> prop.table(ftable(xtabs(fitted(modj1) ~ age+smoker+dead, femsmoke)), 1)
> ftable(xtabs(c(fitted(modbinull), 1-fitted(modbinull)) ~ age + smoker + dead, femsmoke))
the Poisson model can predict the marginal proportions of smoker and age while the binomial model cannot
it is because the marginal totals of smoker and age are regarded as fixed in the binomial models and random in the Poisson models.
To investigate what binomial model is appropriate for the data, let us start with the most complex model and see how far it can be reduced. The saturated binomial model is:
> modbin <- glm(ybin ~ smoker*age, femsmoke[1:14,], family=binomial)
We see that the interaction term can be dropped. Now, we check if we may drop further terms:
> modbinr <- glm(ybin ~ smoker+age, femsmoke[1:14,], family=binomial)
We see that both main effect terms are significant, so no further simplification is possible.
The binomial model with both main effect terms and no interaction term is effectively equivalent to the uniform association model in the Poisson approach (i.e., the Poisson GLM with all main effect terms and all 2-factor interaction terms, modu, above):
We can see that the deviances of the two models are identical.

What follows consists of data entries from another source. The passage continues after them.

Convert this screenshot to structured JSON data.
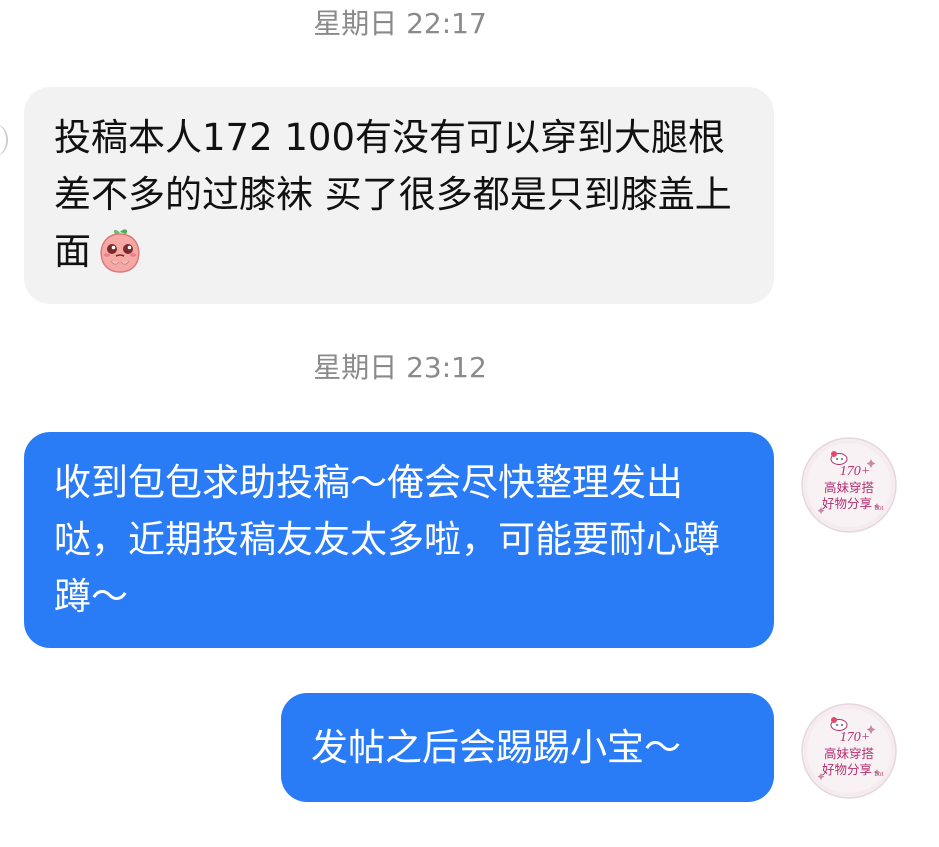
{
  "chat": {
    "messages": [
      {
        "timestamp": "星期日 22:17",
        "direction": "incoming",
        "text": "投稿本人172 100有没有可以穿到大腿根差不多的过膝袜 买了很多都是只到膝盖上面",
        "emoji": "crying-peach-emoji"
      },
      {
        "timestamp": "星期日 23:12",
        "direction": "outgoing",
        "text": "收到包包求助投稿～俺会尽快整理发出哒，近期投稿友友太多啦，可能要耐心蹲蹲～",
        "avatar_text": {
          "line1": "170+",
          "line2": "高妹穿搭",
          "line3": "好物分享",
          "suffix": "bot"
        }
      },
      {
        "direction": "outgoing",
        "text": "发帖之后会踢踢小宝～",
        "avatar_text": {
          "line1": "170+",
          "line2": "高妹穿搭",
          "line3": "好物分享",
          "suffix": "bot"
        }
      }
    ]
  },
  "colors": {
    "outgoing_bubble": "#2a7cf6",
    "incoming_bubble": "#f2f2f3",
    "timestamp_text": "#8a8a8a",
    "avatar_text": "#b0306e"
  }
}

We can also extract the same fitted odds ratio (as in the Poisson model modu) from the estimated coefficient in the binomial model modbinr:
Let us check which Poisson GLM is associated with a binomial GLM containing only one main effect term:
> modbina <- glm(ybin ~ age, femsmoke[1:14,], family=binomial)
We can see:
the deviance of this binomial GLM, 8.326939, is identical with that of the conditional independence Poisson model above, i.e., modc
a binomial GLM with only one main effect term is corresponding to the Poisson GLM with all main effect terms and two 2-factor interaction terms. The specific interaction term not included in the Poisson model tells us which main effect term is not contained in the binomial model.
From the discussion above, we know that a binomial GLM can be identified with a corresponding Poisson GLM and the numbers we will obtain will be identical.
A 2´2´K table can be decomposed into K 2´2 tables (which can be viewed as conditioned on age for this data). When the row and column marginal totals of every 2´2 tables are treated as fixed, we can use a hypergeometric distribution to model the data.
Recall that as shown above, the dependence between smoker and dead in every age groups are not statistically significant. Suppose that we compute the sample odds ratios in all the age groups:
> ct3 <- xtabs(y ~ smoker+dead+age,femsmoke)
> apply(ct3, 3, function(x) (x[1,1]*x[2,2])/(x[1,2]*x[2,1]))
We see that:
there is some variation in the sample odds ratios, but they are all greater than one with the exception of the 25-34 age group
we could test for independence in each 2´2 table, but it is better to use a combined test as explained before
The Mantel-Haenszel test is designed to test independence in the 2´2 tables across K strata:
specifically, it tests H0: D1=D2=...=DK=1 (conditional independence hypothesis in the Poisson approach) against H1: D1=D2=...=DK¹1 (uniform association hypothesis in the Poisson approach), where Dk is the true odds ratio of the 2´2 table of the kth stratum
it only make sense to use the Mantel-Haenszel test if the association is similar in each stratum, i.e., D1=D2=...=DK has been accepted (a formal test called Breslow-Day test can be used to test the homogeneity of the K odds ratios)
for this data, the sample odds ratios do not vary greatly, so the use of the test is justified:
we used the exact method (to use exact distribution, the option "exact=TRUE" must be added in the command) in preference to the c21 approximation for the null distribution
the p-value 0.01591 is small, which indicates that a statistically significant association is revealed once we combine the information across strata
the common odds ratio is estimated as 1.530256, with the confidence interval [1.068889, 2.203415]
it tests the same hypotheses as the test in the command "drop1(modu, test="Chi")" above. For this data, we can see that the p-value of the Mantel-Haenszel test is very similar to that for the term smoker:dead (0.01591 and 0.01475, respectively).